◆ EXERCISE AIM
The answer must be an exact copy of the records, with every picture left out.

◆ Entries from a dataset of interfaces
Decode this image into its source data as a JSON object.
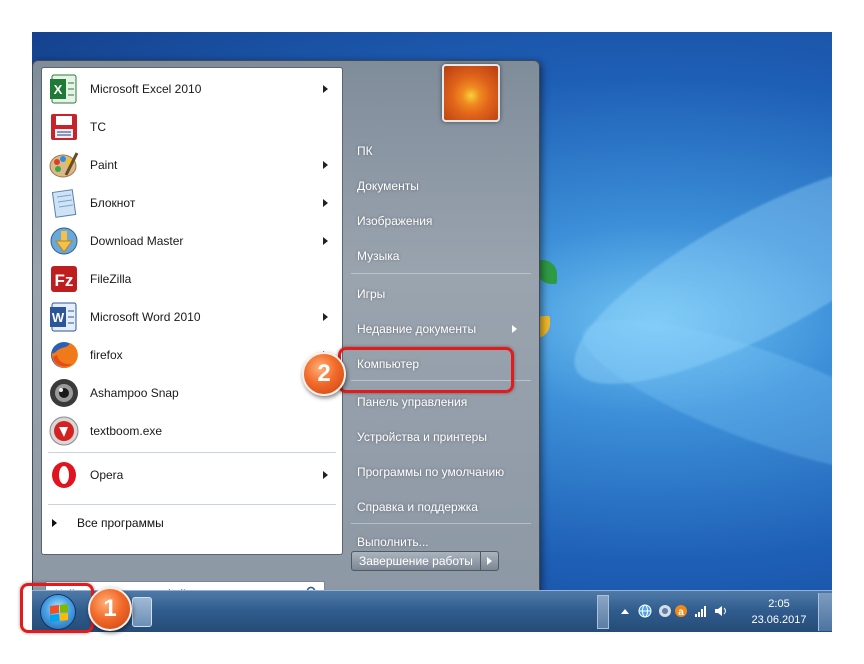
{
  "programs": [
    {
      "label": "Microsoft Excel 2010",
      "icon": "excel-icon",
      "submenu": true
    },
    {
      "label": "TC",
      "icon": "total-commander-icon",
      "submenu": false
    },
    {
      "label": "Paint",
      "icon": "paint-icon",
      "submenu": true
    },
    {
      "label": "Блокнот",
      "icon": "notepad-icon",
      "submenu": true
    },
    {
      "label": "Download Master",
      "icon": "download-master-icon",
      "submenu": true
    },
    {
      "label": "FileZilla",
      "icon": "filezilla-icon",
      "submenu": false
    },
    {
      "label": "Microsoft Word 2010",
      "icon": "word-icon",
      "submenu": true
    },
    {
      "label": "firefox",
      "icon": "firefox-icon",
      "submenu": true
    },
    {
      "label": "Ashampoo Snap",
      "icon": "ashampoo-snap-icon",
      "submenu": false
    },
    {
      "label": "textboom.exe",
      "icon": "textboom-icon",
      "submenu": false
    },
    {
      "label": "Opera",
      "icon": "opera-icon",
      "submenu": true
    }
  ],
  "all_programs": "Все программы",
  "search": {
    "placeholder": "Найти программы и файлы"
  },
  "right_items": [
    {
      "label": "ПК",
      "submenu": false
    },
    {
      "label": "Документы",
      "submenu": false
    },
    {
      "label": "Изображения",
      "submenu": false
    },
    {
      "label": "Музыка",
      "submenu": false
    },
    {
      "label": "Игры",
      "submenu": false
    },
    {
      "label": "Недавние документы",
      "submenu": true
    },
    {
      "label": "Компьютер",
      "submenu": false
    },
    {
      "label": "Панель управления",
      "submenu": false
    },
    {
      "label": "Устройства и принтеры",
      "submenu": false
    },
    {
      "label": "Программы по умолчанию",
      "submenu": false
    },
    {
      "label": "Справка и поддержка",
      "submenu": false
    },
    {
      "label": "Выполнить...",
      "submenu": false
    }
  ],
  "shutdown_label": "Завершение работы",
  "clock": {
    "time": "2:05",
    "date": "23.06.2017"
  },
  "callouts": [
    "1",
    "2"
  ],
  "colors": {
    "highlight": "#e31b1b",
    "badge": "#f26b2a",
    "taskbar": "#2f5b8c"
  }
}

◆ RESULT FOR THIS TASK
Decode this image into its source data as a JSON object.
{
  "programs": [
    {
      "label": "Microsoft Excel 2010",
      "icon": "excel-icon",
      "submenu": true
    },
    {
      "label": "TC",
      "icon": "total-commander-icon",
      "submenu": false
    },
    {
      "label": "Paint",
      "icon": "paint-icon",
      "submenu": true
    },
    {
      "label": "Блокнот",
      "icon": "notepad-icon",
      "submenu": true
    },
    {
      "label": "Download Master",
      "icon": "download-master-icon",
      "submenu": true
    },
    {
      "label": "FileZilla",
      "icon": "filezilla-icon",
      "submenu": false
    },
    {
      "label": "Microsoft Word 2010",
      "icon": "word-icon",
      "submenu": true
    },
    {
      "label": "firefox",
      "icon": "firefox-icon",
      "submenu": true
    },
    {
      "label": "Ashampoo Snap",
      "icon": "ashampoo-snap-icon",
      "submenu": false
    },
    {
      "label": "textboom.exe",
      "icon": "textboom-icon",
      "submenu": false
    },
    {
      "label": "Opera",
      "icon": "opera-icon",
      "submenu": true
    }
  ],
  "all_programs": "Все программы",
  "search": {
    "placeholder": "Найти программы и файлы"
  },
  "right_items": [
    {
      "label": "ПК",
      "submenu": false
    },
    {
      "label": "Документы",
      "submenu": false
    },
    {
      "label": "Изображения",
      "submenu": false
    },
    {
      "label": "Музыка",
      "submenu": false
    },
    {
      "label": "Игры",
      "submenu": false
    },
    {
      "label": "Недавние документы",
      "submenu": true
    },
    {
      "label": "Компьютер",
      "submenu": false
    },
    {
      "label": "Панель управления",
      "submenu": false
    },
    {
      "label": "Устройства и принтеры",
      "submenu": false
    },
    {
      "label": "Программы по умолчанию",
      "submenu": false
    },
    {
      "label": "Справка и поддержка",
      "submenu": false
    },
    {
      "label": "Выполнить...",
      "submenu": false
    }
  ],
  "shutdown_label": "Завершение работы",
  "clock": {
    "time": "2:05",
    "date": "23.06.2017"
  },
  "callouts": [
    "1",
    "2"
  ],
  "colors": {
    "highlight": "#e31b1b",
    "badge": "#f26b2a",
    "taskbar": "#2f5b8c"
  }
}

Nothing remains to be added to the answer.